Again, your description is great—like to see more of this kind of “literary” prose. I think you have an idea of what I’m doing, but let me put it forward again (this is where it all began): I’m trying to point out that the West is DEEPLY IMPLICATED in “suicide missions” (SM as you call it, or is it S&M?) In the scene you just saw—and in nearly every battle in the First World War (and also in the Civil War), generals sent soldiers into battle with a high probability that they would be slaughtered. THE SCALE OF THIS DWARFS WHAT ANY TERRORIST ORGANIZATION HAS DONE.
Yet, for some strange reason, people in the West have difficulty seeing this: it’s right in front of our faces, yet we can’t see it. We take it for granted. It’s part of our culture. We take war for granted.
What the Tamil Tigers did was very radical you must admit. Young women blowing themselves up/taking cyanide capsules (just like Heinrich Himmler and the Goebbels family, by the way). How much more radical was the way the First World War was fought. Yet we do not perceive warfare as radical, because it has been happening for such a long time. Based on how I try to look at what actually occurred during the First World War, I want people to begin to perceive warfare as a very radical form of behavior (however “normal” it may seem to be).

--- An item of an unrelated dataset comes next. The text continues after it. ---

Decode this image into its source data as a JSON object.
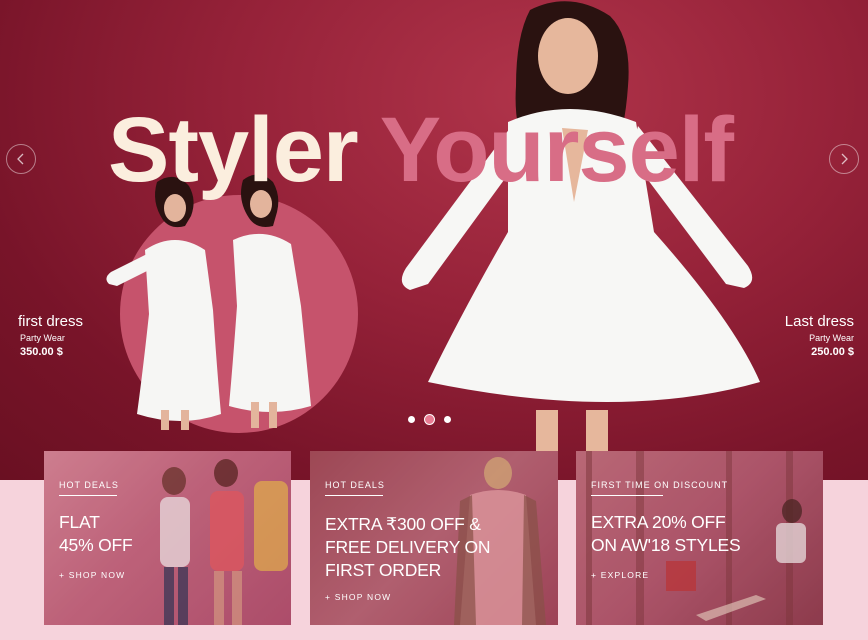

This relates to your statement below about my “consistent criticism” of the Generals in the First World War (you also used the term “critique” of warfare in your view of Nations). Well, I have my own opinions about warfare, but I don’t consider myself a “social critic”. People have been criticizing and critiquing war for hundreds of years, and it’s gotten us nowhere.
What I am trying to convey is: THIS IS WHAT WAR IS: to get people to actually LOOK AT IT.
You provide a “warning” below, which is interesting. Academics have been reading and studying warfare for years, yet they really don’t know what it is because they don’t look at what happens to the bodies of the soldiers. But this is what war is (the blunter descriptions of war is part of the embodiment revolution, and also a cultural trend).
In the final analysis, there is something deeply pathological about this form of behavior.
PS: I’m quite conversant with South Asian culture, by the way. When I was out on my own—on the streets of New York City—I ran into people from Bangladesh, Pakistan, went to a lot of Indian movies, and even learned some Urdu.